The only time the renfe trains are not incredible is when they come to take me away from places I do not want to leave. Don’t get me wrong; I love Zaragoza too, with its Tubo tapas bars, art museums, moderista and renaissance and mudéjar architecture, and my host mother. However, in San Fernando I had made my first true Spanish friends of my age, and hanging out with them was an experience I wanted to repeat every week of the few remaining I had. The distance between Cádiz and Zaragoza, however, proves to be a complete budget-wrecker, so I had to say goodbye for the foreseeable future.

The travel gods were once again on my side, however, and decided to complicate the trip back for the six of us returning from various Cádiz cities to Zaragoza on the same train. It was a train-hotel, due to arrive in Zaz at 5:30 a.m. after a 3-hour stop in Catalayud for engine repairs. However, the engine didn’t end up needing work and we arrived in Zaragoza at 3 in the morning. After a taxi ride and some elevator buttons I was outside my apartment, keys and luggage in hand, with just one problem: Carmen, expecting to be up by the time I got home, had left her keys in the door, making it impossible to open even with my own set of keys. I called her mobile, but I was already low on battery and about 5 calls later it died. I then rang the doorbell, but reaching a level of frustration I pushed the button for a solid 15 seconds, until with a pop! the doorbell blew out. Sitting helpless at the top of the stairway in the middle of the night, I was truly at a point of desperation. I had only one option, and it broke my heart: I’d have to go down one flight and wake up my light-sleeping host grandmother and have her call Carmen until she woke up.

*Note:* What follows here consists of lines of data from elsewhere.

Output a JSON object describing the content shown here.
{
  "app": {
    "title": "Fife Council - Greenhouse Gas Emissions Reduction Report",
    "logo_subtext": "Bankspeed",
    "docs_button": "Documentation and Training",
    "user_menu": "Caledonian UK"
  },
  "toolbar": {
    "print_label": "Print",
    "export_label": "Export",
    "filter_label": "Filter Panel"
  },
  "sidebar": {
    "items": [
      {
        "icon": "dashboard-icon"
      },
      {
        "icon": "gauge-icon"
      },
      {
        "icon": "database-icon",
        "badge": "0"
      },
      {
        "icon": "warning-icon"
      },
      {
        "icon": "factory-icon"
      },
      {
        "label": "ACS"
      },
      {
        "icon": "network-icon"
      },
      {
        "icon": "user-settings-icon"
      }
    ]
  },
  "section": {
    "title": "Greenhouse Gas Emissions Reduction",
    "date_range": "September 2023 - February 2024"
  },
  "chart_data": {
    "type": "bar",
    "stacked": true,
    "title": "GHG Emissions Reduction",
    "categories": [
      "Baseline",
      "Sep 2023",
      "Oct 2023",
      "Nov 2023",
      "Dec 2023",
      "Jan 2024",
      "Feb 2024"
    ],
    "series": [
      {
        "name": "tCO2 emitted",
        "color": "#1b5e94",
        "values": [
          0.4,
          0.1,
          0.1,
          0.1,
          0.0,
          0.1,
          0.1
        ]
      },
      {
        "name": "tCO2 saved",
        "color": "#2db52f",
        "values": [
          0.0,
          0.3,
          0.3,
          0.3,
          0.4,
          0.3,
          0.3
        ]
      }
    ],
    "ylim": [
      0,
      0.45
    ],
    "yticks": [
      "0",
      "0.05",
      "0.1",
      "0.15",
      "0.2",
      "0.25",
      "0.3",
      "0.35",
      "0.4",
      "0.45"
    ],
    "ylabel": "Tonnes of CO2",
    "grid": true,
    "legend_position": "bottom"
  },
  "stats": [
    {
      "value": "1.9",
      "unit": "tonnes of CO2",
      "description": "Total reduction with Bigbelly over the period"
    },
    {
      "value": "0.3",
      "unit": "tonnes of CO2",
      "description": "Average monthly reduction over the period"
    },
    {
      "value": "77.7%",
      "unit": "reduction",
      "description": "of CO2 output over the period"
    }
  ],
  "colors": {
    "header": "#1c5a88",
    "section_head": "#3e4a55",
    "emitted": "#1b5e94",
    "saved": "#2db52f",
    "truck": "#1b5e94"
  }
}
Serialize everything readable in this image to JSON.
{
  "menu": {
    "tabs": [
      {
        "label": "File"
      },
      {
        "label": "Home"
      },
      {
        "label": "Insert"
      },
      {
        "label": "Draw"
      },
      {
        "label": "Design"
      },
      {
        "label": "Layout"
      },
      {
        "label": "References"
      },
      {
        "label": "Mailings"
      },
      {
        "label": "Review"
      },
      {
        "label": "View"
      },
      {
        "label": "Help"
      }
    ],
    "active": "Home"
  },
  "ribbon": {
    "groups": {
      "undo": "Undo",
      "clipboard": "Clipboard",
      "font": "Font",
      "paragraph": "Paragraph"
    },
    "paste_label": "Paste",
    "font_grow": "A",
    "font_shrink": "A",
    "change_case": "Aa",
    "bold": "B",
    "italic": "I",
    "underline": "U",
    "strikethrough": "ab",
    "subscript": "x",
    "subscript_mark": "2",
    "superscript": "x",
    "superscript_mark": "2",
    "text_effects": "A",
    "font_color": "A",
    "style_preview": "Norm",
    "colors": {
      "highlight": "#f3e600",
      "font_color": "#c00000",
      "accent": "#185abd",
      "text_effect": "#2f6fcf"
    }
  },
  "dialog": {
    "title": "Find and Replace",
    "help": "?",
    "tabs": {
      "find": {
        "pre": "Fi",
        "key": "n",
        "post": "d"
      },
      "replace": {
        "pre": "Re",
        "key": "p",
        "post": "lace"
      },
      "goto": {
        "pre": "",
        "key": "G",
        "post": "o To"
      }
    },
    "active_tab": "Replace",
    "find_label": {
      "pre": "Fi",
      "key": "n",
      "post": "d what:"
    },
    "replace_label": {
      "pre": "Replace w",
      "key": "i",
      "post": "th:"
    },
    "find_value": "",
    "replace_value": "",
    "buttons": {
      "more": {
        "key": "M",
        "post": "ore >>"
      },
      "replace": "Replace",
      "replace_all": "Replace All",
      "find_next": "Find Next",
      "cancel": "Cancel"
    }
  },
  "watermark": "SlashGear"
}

With heavy feet and a reluctant hand, I rang the pleasant doorbell of my abuela’s apartment; its cheery notes seemed to mock my situation. Spewing apologies, I explained the uncomfortable situation, but eventually ended up in the correct apartment and in my own bed, with just another reason to have stayed in San Fernando!